The future of one of Falmouth's most famous institutions is in disarray after the commercial arm of The Poly in Church Street, announced its closure.

There will be no more films or exhibitions held in the building, once the Falmouth Arts Centre and a showplace for the work of thousands of students.

The news is expected to send shockwaves all over the county. Poly Trading Limited, employed 14 staff. All have lost their jobs. The Royal Cornwall Polytechnic Society itself will continue.

A spokesman told the Packet: “The trading company has provided a wide range of film and live events over the past four years and has played a significant role in the life of the local community. "Unfortunately, due to recent commercial competition and the general economic situation, insufficient income has been available to meet the costs of supporting such a venture, which has had very little public subsidy.”

The Society itself is not insolvent and will continue to pursue its charitable objectives in the arts and sciences, through alternative means, probably in partnership with other organisations.

The Fox quaker family founded the Cornwall Polytechnic Society in 1832 to promote the ideas and inventions of the workers in their Perran Foundry.

In 1835 King William IV bestowed Royal Patronage on the Society, at the request of Davies Gilbert and it changed its name from the Cornwall Polytechnic Society to the Royal Cornwall Polytechnic Society.

In the same year the Polytechnic Hall was built, at 24 Church Street, Falmouth, being originally used for “objects connected with the sciences, arts and literature”, but not for theatrical purposes.

The Society has had many notable Presidents including the novelist Howard Spring who lived in Falmouth from 1947 to 1965 and served for eight years.

In 2000 the Society merged with Falmouth Arts. The Society, following this merger, decided to adopt the trading name of Falmouth Arts Centre and this later become the name of the Polytechnic Hall.
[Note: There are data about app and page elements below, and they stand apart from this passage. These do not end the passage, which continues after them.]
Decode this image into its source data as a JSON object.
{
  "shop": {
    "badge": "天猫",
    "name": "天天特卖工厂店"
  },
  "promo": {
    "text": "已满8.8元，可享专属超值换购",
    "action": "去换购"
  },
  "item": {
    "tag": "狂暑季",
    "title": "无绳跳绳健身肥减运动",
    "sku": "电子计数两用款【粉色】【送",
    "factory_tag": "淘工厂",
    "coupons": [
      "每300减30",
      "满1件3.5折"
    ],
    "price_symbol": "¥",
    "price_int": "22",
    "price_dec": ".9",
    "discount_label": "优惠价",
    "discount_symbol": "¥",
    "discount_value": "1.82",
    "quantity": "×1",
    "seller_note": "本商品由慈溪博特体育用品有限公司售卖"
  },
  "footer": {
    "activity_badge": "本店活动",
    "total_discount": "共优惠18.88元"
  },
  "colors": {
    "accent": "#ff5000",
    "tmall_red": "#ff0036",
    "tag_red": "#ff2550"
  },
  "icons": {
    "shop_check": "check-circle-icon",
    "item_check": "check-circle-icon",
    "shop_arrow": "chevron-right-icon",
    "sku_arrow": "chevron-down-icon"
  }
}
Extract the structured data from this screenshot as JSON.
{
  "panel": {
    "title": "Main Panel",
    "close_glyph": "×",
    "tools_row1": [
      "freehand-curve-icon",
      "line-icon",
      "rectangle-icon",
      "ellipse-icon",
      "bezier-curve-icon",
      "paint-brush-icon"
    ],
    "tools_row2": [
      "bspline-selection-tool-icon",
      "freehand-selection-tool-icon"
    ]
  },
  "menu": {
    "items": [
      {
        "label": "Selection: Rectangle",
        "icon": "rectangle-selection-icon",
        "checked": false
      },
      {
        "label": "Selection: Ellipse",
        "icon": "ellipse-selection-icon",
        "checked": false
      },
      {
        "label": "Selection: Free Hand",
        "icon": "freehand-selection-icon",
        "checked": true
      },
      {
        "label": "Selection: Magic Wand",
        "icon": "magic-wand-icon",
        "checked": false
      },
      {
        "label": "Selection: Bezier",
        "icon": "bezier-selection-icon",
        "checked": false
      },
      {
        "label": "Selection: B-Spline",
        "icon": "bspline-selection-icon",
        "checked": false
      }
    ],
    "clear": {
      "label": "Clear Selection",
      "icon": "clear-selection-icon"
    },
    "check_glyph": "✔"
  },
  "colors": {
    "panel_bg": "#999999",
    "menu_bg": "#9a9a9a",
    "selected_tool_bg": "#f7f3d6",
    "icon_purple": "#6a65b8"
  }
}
It later became known as "The Poly".

Members agreed to divide the organisation's operations into two with a charitable body and a trading wing.

Last year the Society celebrated its 175th anniversary.

Full story in today’s Falmouth Packet.

Do you have fond memories of the Poly? If so comment below.